──────── Records shown

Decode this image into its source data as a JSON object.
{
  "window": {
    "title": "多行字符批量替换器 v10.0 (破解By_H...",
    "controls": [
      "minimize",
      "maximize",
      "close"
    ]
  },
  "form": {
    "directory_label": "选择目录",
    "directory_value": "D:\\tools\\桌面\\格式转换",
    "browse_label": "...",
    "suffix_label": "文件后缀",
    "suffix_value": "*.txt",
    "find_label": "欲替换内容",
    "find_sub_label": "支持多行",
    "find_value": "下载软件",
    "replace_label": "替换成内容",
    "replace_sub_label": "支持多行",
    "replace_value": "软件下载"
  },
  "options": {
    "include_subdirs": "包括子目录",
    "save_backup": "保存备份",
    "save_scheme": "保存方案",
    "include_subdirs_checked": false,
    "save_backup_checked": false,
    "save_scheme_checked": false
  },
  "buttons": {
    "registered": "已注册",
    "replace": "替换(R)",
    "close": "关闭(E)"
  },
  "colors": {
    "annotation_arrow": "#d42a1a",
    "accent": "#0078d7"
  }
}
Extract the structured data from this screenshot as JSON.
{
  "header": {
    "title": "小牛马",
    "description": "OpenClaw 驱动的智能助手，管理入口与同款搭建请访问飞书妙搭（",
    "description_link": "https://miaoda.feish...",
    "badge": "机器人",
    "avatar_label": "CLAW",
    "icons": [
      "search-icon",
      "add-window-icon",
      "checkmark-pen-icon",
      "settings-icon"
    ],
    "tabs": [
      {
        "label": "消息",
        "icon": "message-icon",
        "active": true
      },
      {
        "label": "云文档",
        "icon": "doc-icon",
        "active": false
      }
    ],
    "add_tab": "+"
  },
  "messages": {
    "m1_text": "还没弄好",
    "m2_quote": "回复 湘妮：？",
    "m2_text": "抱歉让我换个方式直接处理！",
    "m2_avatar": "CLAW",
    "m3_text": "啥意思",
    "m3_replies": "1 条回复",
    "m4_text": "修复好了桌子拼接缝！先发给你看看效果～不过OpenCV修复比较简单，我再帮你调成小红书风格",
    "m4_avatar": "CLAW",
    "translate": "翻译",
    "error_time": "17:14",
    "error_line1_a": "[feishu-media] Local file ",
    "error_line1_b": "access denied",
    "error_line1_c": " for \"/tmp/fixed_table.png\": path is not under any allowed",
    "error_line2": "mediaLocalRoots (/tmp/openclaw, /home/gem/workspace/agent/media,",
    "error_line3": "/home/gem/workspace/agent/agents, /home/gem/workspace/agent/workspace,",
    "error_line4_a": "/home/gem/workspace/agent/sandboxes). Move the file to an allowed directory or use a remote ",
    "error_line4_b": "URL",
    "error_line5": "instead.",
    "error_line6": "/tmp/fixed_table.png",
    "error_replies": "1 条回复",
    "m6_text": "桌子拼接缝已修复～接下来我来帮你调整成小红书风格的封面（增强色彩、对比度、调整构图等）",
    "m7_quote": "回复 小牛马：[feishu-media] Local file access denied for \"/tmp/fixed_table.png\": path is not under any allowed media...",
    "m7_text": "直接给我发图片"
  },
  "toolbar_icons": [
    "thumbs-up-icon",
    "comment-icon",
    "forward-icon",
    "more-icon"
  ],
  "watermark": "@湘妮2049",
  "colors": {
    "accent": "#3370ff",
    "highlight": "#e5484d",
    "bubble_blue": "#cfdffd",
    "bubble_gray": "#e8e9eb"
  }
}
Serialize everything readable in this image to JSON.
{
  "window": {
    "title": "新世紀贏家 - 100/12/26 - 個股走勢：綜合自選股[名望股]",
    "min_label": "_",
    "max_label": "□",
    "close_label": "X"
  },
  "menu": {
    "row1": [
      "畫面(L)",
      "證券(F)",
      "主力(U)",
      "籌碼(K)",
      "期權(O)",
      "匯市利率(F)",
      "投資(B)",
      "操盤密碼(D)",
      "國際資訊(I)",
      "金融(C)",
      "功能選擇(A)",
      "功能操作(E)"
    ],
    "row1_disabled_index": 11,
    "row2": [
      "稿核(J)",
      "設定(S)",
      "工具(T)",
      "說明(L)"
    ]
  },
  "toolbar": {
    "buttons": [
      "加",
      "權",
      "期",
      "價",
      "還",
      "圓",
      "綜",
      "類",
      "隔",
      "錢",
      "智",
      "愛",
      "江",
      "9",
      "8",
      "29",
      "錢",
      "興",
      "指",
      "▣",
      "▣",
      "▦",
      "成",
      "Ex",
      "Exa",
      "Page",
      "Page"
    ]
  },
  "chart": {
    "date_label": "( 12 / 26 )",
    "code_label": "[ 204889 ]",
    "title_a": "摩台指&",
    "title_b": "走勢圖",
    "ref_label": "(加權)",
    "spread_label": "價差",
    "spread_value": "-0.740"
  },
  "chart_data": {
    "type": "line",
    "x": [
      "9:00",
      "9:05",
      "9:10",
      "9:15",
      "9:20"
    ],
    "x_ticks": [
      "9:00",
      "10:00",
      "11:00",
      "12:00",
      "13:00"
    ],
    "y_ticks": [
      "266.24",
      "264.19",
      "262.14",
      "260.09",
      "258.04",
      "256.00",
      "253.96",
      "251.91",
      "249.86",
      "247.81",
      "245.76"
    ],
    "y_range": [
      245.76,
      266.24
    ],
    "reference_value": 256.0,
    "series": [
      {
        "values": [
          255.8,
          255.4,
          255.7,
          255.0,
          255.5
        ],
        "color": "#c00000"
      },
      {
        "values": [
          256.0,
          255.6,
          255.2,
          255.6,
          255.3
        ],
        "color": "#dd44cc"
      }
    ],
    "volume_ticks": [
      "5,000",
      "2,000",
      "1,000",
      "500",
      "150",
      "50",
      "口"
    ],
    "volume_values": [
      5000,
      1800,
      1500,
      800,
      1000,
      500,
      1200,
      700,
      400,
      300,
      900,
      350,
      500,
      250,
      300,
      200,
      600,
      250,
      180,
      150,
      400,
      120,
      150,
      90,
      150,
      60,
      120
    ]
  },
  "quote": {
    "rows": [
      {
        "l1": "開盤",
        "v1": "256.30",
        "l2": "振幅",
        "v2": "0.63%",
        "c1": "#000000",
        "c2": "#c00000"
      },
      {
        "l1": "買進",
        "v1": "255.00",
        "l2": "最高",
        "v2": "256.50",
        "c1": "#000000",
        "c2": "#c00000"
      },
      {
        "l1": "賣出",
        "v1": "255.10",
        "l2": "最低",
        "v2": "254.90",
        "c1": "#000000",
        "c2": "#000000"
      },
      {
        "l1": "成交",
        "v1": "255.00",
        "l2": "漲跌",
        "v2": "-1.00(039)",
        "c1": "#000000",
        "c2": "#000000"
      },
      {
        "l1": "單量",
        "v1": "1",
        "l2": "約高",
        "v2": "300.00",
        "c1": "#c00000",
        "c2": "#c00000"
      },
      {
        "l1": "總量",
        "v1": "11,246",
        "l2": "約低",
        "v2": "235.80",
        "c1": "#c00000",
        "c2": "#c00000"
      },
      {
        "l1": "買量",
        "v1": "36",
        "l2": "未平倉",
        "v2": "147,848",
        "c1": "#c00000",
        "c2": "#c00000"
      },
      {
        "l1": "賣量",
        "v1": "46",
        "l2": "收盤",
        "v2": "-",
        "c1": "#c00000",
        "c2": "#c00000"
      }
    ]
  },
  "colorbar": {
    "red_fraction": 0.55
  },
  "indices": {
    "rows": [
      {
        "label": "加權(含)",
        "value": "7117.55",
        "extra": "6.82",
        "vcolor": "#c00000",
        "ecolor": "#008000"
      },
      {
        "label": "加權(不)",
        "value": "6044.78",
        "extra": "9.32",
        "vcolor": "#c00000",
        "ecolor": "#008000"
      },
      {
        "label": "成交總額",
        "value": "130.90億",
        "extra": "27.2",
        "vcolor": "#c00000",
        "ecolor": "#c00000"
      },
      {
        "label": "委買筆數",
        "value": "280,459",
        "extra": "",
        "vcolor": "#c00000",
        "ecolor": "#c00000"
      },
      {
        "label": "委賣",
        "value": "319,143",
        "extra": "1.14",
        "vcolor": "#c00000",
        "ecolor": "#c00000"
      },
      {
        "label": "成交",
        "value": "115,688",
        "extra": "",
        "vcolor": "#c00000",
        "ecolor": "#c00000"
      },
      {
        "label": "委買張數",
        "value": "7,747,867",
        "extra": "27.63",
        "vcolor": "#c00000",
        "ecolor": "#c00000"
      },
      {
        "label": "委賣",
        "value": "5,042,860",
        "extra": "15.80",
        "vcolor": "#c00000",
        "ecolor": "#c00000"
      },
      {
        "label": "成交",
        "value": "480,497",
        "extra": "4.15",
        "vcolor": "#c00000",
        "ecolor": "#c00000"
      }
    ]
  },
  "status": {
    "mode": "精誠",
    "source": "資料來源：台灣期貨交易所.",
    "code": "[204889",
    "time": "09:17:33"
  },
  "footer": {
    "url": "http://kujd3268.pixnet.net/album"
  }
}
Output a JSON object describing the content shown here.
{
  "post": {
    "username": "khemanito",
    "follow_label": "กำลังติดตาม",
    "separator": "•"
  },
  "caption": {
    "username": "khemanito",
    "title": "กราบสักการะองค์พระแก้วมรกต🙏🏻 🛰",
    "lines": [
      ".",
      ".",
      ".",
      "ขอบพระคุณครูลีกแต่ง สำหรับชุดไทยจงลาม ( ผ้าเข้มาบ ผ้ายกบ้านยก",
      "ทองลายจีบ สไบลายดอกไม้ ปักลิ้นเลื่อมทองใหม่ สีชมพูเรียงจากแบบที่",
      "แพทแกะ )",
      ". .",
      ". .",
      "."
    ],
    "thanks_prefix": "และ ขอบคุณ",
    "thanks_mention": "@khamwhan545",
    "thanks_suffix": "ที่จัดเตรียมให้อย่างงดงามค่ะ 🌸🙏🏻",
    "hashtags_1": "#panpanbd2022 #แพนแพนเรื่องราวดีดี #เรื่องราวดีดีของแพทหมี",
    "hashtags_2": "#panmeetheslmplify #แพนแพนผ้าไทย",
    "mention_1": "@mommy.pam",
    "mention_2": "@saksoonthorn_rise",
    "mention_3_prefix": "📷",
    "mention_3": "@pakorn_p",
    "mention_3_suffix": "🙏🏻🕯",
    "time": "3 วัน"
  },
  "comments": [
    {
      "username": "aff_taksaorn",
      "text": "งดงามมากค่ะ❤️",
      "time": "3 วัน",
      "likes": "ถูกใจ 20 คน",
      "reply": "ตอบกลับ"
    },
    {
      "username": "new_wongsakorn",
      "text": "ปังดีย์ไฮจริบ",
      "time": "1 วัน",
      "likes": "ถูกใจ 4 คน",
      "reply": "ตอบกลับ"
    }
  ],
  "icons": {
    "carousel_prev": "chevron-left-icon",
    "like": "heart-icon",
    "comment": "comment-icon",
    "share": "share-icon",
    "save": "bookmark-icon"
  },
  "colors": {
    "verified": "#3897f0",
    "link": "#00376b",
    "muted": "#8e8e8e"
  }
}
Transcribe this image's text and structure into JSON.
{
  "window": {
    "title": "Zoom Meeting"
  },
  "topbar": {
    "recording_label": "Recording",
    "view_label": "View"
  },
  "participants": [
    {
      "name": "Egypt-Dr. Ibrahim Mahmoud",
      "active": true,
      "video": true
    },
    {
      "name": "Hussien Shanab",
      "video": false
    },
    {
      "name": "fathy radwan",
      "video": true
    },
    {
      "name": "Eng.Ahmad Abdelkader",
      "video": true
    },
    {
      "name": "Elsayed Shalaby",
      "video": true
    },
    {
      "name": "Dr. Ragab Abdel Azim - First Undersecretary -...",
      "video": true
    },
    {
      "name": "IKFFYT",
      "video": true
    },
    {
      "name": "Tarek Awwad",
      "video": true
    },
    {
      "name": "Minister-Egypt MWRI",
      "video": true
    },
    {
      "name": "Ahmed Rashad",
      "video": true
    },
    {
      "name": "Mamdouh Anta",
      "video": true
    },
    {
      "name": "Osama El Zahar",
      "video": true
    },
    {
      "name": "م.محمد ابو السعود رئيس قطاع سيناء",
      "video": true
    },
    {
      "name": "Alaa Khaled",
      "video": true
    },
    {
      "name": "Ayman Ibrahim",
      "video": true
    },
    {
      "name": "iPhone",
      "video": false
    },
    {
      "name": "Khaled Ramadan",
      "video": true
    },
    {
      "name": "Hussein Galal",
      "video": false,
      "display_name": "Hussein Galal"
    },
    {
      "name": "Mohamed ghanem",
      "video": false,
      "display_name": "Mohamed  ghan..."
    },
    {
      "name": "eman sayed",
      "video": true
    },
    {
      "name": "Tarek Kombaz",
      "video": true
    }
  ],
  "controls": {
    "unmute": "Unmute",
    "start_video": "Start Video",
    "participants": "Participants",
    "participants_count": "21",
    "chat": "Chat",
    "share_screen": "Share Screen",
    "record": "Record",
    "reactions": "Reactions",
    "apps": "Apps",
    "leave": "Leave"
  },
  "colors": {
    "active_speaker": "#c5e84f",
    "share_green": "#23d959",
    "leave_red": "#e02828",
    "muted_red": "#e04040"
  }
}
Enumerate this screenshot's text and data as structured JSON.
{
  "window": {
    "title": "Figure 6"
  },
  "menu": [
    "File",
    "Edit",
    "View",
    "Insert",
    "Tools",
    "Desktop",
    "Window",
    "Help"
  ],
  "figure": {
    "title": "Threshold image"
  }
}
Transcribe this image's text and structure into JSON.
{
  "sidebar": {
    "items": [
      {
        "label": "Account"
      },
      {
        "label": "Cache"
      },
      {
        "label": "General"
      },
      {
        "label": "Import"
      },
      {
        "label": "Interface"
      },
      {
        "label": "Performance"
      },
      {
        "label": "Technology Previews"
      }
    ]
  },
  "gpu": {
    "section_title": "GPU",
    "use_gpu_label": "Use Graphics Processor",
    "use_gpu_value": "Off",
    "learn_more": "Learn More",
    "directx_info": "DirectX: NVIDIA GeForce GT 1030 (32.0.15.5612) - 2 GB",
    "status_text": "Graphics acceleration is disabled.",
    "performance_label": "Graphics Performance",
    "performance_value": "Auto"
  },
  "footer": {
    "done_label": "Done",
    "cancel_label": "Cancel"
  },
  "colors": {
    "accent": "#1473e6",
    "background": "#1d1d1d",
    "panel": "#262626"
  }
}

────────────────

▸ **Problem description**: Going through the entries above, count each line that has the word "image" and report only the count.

▸ **Output for this task**: 5